- **WORK TO COMPLETE**
Could you repeat all of the entries exactly, leaving out any pictures?

- **Collected data**
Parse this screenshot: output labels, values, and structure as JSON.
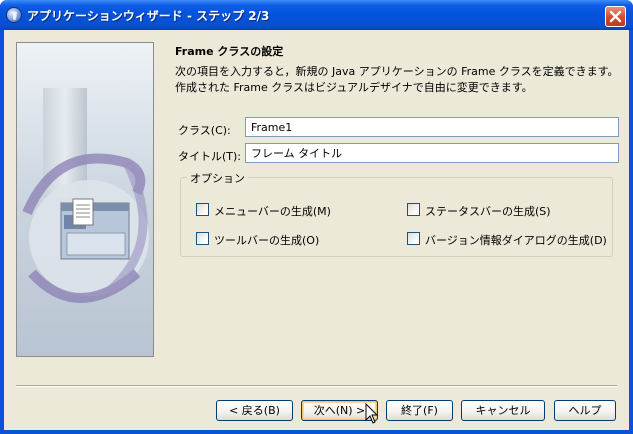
{
  "window": {
    "title": "アプリケーションウィザード - ステップ 2/3",
    "close_symbol": "✕"
  },
  "content": {
    "heading": "Frame クラスの設定",
    "description_line1": "次の項目を入力すると，新規の Java アプリケーションの Frame クラスを定義できます。",
    "description_line2": "作成された Frame クラスはビジュアルデザイナで自由に変更できます。"
  },
  "fields": {
    "class_label": "クラス(C):",
    "class_value": "Frame1",
    "title_label": "タイトル(T):",
    "title_value": "フレーム タイトル"
  },
  "options": {
    "group_label": "オプション",
    "menubar_label": "メニューバーの生成(M)",
    "toolbar_label": "ツールバーの生成(O)",
    "statusbar_label": "ステータスバーの生成(S)",
    "aboutdialog_label": "バージョン情報ダイアログの生成(D)",
    "menubar_checked": false,
    "toolbar_checked": false,
    "statusbar_checked": false,
    "aboutdialog_checked": false
  },
  "buttons": {
    "back": "< 戻る(B)",
    "next": "次へ(N) >",
    "finish": "終了(F)",
    "cancel": "キャンセル",
    "help": "ヘルプ"
  },
  "colors": {
    "titlebar": "#0453dc",
    "dialog_bg": "#ece9d8",
    "close_button": "#d2492b",
    "default_button_glow": "#f2c373"
  }
}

- **PROBLEM SOLUTION**
Parse this screenshot: output labels, values, and structure as JSON.
{
  "window": {
    "title": "アプリケーションウィザード - ステップ 2/3",
    "close_symbol": "✕"
  },
  "content": {
    "heading": "Frame クラスの設定",
    "description_line1": "次の項目を入力すると，新規の Java アプリケーションの Frame クラスを定義できます。",
    "description_line2": "作成された Frame クラスはビジュアルデザイナで自由に変更できます。"
  },
  "fields": {
    "class_label": "クラス(C):",
    "class_value": "Frame1",
    "title_label": "タイトル(T):",
    "title_value": "フレーム タイトル"
  },
  "options": {
    "group_label": "オプション",
    "menubar_label": "メニューバーの生成(M)",
    "toolbar_label": "ツールバーの生成(O)",
    "statusbar_label": "ステータスバーの生成(S)",
    "aboutdialog_label": "バージョン情報ダイアログの生成(D)",
    "menubar_checked": false,
    "toolbar_checked": false,
    "statusbar_checked": false,
    "aboutdialog_checked": false
  },
  "buttons": {
    "back": "< 戻る(B)",
    "next": "次へ(N) >",
    "finish": "終了(F)",
    "cancel": "キャンセル",
    "help": "ヘルプ"
  },
  "colors": {
    "titlebar": "#0453dc",
    "dialog_bg": "#ece9d8",
    "close_button": "#d2492b",
    "default_button_glow": "#f2c373"
  }
}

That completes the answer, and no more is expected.